Dairy Crest agree deal to sell to German firm Muller
Muller expands UK dairy operation
Germany’s Muller has swallowed up an £80 million portion of Britain’s milk market in a deal which analysts say should provide some relief to hard-pressed dairy farmers.
The deal will see subsidiary Muller Wiseman buy Dairy Crest’s struggling dairy operations, meaning it now controls about a quarter of milk produced in the UK.
The National Farmers’ Union (NFU) welcomed the move, saying it should help to build a more sustainable dairy sector, while DairyCo, a not-for-product body working on behalf of Britain’s dairy farmers, said it could help the UK in a tough market.
Peel Hunt analyst Charles Hall said: “This deal should ensure that Muller Wiseman is an effective competitor to Arla and result in a healthy UK dairy industry.
“It is clearly unsustainable that all of the major players are losing money in the supply of milk and this deal should be welcomed by dairy farmers.”
The move, which is subject to competition clearance, will allow Dairy Crest to focus on its cheese and spread operations, which include leading brands such as Cathedral City, Clover and Country Life.
Dairy Crest’s dairy operations process and deliver around 1.3 billion litres of milk a year to retailers, coffee shops, hospitals and residential customers.
They recorded revenues of £944.8 million in the year to the end of March and underlying profits of £600,000.
But half-year results released today showed the division slipping to a loss of £4.4 million in the six months to the end of September amid falling market prices which have “now led to difficult milk price cuts for British dairy farmers”.
It helped drag group earnings lower – down 3% to £21.3 million on an adjusted basis.
Bottom-line pre-tax profits for the Surrey-based group slumped by 95% to £900,000 after taking into account one-off costs including plant closures.
The sale includes factories in Foston, Chadwell Heath and Severnside as well as the Hanworth glass bottling site, where Dairy Crest is already consulting with employees about the site’s future. It also includes flavoured milk brand Frijj.
Muller said the combination will lead to production efficiencies and unlock the potential for higher levels of innovation, product development and greater exports of dairy products made in Britain.
Ronald Kers, chief executive of Muller UK & Ireland, said: “The dynamics of the UK fresh milk market are unsustainable for dairy processors in the mid to long term and this acquisition will allow us to reduce our costs, increase our efficiencies and invest in the future.”
NFU dairy board chairman Rob Harrison said: “I see this as a positive step in building an increasingly sustainable dairy sector and there are synergies between Muller Wiseman’s existing business and the planned acquisition.”
DairyCo director Duncan Pullar said: “Clearly this agreement, if approved, would represent a big structural change for the liquid milk industry in Britain and place liquid milk processing on a more consolidated footing.

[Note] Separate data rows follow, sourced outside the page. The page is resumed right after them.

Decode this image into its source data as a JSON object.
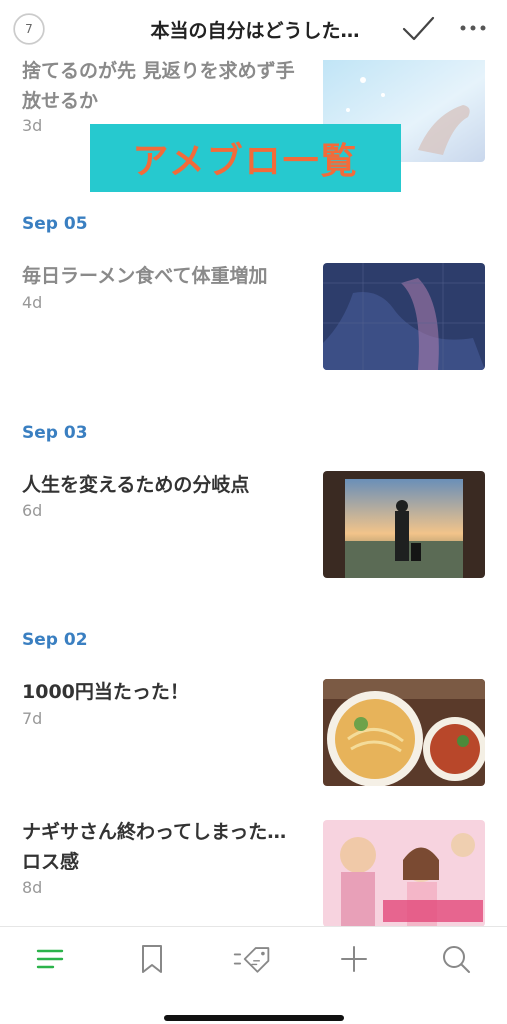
{
  "header": {
    "badge_count": "7",
    "title": "本当の自分はどうした…"
  },
  "overlay": {
    "text": "アメブロ一覧"
  },
  "feed": {
    "items": [
      {
        "title": "捨てるのが先 見返りを求めず手放せるか",
        "age": "3d"
      },
      {
        "date": "Sep 05",
        "title": "毎日ラーメン食べて体重増加",
        "age": "4d"
      },
      {
        "date": "Sep 03",
        "title": "人生を変えるための分岐点",
        "age": "6d"
      },
      {
        "date": "Sep 02",
        "title": "1000円当たった！",
        "age": "7d"
      },
      {
        "title": "ナギサさん終わってしまった…ロス感",
        "age": "8d"
      }
    ]
  },
  "colors": {
    "accent_green": "#2bb34a",
    "date_blue": "#3a7fc1",
    "overlay_bg": "#26c9cf",
    "overlay_text": "#f26b3a"
  },
  "tabbar": {
    "icons": [
      "list-icon",
      "bookmark-icon",
      "tag-icon",
      "plus-icon",
      "search-icon"
    ],
    "active": "list-icon"
  }
}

“Any increase in the scale of any business could improve its competitive position in a challenging market.
Last month the NFU urged more supermarkets to help dairy producers after a worldwide glut led to a 20% fall in the cost of milk, meaning farmers were unable to cover the costs of production.